### Aim of the exercise
Check each line of the listing for the word "nginx" and report how many lines contain it, giving nothing but the number.

### Exercise material
◆ ◆ ◆ ◆ ◆ ◆ ◆

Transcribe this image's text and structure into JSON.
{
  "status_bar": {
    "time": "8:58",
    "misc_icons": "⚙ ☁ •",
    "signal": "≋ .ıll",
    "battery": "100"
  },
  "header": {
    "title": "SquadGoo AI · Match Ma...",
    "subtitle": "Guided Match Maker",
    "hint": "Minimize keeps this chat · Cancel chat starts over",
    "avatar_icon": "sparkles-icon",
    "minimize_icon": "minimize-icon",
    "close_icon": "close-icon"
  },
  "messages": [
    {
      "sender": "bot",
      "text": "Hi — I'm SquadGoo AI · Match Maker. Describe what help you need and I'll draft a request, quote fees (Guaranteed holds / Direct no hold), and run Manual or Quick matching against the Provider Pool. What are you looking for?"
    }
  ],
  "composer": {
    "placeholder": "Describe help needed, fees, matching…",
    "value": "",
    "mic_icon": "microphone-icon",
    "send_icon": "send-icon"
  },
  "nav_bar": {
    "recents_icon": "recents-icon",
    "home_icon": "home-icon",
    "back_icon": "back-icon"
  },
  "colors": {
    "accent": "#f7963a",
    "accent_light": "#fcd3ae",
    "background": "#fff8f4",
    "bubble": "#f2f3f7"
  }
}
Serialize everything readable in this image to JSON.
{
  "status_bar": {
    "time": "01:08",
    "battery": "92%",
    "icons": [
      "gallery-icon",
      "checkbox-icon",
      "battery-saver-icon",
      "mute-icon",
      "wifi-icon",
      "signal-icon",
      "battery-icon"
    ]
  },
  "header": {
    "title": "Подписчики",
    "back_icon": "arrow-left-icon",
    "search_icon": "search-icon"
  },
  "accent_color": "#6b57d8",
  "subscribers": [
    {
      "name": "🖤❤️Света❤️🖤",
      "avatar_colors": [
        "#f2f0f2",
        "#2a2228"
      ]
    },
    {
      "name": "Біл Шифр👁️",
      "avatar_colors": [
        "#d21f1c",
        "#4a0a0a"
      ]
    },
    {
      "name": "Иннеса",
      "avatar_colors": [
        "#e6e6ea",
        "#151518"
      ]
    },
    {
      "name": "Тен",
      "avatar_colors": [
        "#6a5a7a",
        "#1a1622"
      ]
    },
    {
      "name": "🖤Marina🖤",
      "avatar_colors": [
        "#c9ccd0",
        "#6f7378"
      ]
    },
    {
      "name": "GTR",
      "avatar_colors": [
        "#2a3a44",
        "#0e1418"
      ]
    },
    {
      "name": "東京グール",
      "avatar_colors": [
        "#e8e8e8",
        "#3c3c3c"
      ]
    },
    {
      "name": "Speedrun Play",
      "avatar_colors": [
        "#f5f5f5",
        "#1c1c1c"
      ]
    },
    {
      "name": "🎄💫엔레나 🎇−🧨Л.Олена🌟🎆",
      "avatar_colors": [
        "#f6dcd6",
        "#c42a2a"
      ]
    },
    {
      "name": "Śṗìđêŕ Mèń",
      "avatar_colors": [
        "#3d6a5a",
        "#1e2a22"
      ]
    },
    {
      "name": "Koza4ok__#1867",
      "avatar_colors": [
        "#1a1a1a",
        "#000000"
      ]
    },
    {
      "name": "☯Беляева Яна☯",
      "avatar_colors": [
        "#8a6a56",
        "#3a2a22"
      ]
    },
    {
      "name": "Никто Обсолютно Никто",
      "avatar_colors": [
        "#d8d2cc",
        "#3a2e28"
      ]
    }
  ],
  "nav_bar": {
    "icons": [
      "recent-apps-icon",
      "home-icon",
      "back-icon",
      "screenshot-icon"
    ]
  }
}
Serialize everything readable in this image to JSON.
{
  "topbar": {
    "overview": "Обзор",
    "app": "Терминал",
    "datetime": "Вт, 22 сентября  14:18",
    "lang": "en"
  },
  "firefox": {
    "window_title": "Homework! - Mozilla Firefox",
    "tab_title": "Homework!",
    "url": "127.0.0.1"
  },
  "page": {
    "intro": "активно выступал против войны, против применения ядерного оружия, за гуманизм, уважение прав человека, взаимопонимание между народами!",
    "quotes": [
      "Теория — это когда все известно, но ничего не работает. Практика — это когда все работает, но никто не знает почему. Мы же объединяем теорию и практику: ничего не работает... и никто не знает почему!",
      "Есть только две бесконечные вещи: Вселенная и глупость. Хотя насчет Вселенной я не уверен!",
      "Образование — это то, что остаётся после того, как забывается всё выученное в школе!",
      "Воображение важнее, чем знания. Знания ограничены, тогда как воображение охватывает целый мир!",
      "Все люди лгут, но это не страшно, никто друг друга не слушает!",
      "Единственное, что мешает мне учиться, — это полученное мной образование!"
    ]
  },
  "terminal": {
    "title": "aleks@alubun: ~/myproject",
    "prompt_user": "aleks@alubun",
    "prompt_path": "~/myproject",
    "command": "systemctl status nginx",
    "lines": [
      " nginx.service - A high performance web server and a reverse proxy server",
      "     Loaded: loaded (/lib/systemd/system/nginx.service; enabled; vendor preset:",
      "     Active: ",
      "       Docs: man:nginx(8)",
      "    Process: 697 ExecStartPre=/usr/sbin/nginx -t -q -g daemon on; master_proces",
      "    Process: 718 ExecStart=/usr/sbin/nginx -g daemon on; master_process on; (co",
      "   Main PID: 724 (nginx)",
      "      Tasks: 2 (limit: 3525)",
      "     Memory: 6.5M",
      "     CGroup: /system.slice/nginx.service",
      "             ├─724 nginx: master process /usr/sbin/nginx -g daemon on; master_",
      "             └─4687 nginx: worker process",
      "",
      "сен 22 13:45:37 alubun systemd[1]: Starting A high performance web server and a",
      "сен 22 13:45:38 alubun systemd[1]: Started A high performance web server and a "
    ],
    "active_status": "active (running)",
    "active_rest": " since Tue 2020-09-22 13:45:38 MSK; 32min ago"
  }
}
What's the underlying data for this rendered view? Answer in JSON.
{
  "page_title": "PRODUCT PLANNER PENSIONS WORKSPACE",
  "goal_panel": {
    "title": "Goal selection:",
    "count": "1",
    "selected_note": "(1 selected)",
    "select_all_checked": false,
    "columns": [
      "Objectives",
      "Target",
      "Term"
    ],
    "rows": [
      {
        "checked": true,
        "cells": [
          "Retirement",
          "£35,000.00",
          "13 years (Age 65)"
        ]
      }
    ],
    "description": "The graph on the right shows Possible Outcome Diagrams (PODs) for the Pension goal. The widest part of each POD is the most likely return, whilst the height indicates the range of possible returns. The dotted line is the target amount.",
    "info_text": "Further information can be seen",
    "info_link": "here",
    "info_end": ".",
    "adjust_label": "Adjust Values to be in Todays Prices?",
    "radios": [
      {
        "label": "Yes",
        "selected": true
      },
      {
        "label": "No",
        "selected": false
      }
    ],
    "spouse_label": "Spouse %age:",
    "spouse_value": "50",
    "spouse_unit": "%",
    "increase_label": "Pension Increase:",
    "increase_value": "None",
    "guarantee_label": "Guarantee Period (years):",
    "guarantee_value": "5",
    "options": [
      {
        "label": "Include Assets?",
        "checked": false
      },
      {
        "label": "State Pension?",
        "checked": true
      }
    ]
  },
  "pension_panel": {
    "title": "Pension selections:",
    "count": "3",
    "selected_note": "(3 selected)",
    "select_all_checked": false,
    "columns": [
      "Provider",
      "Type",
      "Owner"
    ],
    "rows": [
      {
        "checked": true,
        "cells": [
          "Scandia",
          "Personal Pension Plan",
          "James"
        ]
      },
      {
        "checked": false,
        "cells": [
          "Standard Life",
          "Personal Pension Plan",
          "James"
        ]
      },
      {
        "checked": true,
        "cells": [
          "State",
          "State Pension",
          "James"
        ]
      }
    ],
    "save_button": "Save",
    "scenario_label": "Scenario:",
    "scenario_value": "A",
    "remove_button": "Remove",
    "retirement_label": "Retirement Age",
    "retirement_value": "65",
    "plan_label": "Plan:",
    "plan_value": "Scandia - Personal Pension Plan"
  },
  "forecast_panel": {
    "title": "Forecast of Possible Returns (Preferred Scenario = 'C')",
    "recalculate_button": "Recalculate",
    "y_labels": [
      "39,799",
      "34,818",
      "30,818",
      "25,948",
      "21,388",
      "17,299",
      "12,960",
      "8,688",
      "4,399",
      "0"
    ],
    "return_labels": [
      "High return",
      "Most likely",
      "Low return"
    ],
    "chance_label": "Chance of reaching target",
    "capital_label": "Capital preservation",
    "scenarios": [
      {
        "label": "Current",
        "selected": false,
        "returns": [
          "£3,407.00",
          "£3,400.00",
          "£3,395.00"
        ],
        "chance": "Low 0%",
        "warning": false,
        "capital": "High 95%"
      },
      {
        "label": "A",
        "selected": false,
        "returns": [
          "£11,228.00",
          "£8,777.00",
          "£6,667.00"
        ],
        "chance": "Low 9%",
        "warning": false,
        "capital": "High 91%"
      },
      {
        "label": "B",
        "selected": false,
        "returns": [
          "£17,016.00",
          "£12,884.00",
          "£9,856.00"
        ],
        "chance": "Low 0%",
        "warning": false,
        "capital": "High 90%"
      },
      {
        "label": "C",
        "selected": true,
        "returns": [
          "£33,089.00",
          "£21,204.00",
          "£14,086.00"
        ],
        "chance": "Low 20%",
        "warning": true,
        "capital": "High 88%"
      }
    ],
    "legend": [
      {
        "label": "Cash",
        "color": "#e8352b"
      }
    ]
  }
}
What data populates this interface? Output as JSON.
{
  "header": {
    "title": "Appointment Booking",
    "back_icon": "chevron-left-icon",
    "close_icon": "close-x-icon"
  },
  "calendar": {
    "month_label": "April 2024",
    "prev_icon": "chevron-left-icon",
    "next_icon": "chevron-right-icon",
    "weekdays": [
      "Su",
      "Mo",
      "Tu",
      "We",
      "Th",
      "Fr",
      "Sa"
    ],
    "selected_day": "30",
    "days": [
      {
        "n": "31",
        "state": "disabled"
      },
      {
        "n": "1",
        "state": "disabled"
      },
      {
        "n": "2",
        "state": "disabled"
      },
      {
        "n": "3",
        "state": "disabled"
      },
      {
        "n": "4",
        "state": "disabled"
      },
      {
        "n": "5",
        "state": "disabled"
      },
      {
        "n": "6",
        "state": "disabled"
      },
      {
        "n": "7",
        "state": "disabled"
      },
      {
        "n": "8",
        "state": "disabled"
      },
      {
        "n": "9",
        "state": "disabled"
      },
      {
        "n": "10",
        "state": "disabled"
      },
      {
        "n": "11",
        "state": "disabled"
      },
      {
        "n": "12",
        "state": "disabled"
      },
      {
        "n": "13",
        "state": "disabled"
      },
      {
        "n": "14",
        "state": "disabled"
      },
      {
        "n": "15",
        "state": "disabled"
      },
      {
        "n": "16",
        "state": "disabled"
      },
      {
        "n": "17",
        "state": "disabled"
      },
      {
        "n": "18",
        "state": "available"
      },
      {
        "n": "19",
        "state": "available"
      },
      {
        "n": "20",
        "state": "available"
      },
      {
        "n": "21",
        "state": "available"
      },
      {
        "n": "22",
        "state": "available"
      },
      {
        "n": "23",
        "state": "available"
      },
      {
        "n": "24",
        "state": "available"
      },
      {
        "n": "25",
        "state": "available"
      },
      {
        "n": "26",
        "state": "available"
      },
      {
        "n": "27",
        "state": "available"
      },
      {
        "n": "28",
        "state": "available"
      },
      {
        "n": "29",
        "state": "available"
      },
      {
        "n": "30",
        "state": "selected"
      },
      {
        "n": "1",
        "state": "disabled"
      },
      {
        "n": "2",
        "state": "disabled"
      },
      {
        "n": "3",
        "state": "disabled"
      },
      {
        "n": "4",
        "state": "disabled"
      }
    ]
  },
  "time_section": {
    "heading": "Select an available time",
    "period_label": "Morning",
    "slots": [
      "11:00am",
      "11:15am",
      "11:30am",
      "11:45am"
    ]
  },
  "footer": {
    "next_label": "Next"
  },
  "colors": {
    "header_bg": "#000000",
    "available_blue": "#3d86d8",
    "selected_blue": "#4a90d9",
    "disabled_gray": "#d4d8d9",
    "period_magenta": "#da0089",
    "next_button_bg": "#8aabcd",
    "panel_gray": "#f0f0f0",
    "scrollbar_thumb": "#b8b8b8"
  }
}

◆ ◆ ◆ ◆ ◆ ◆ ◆

### Response
10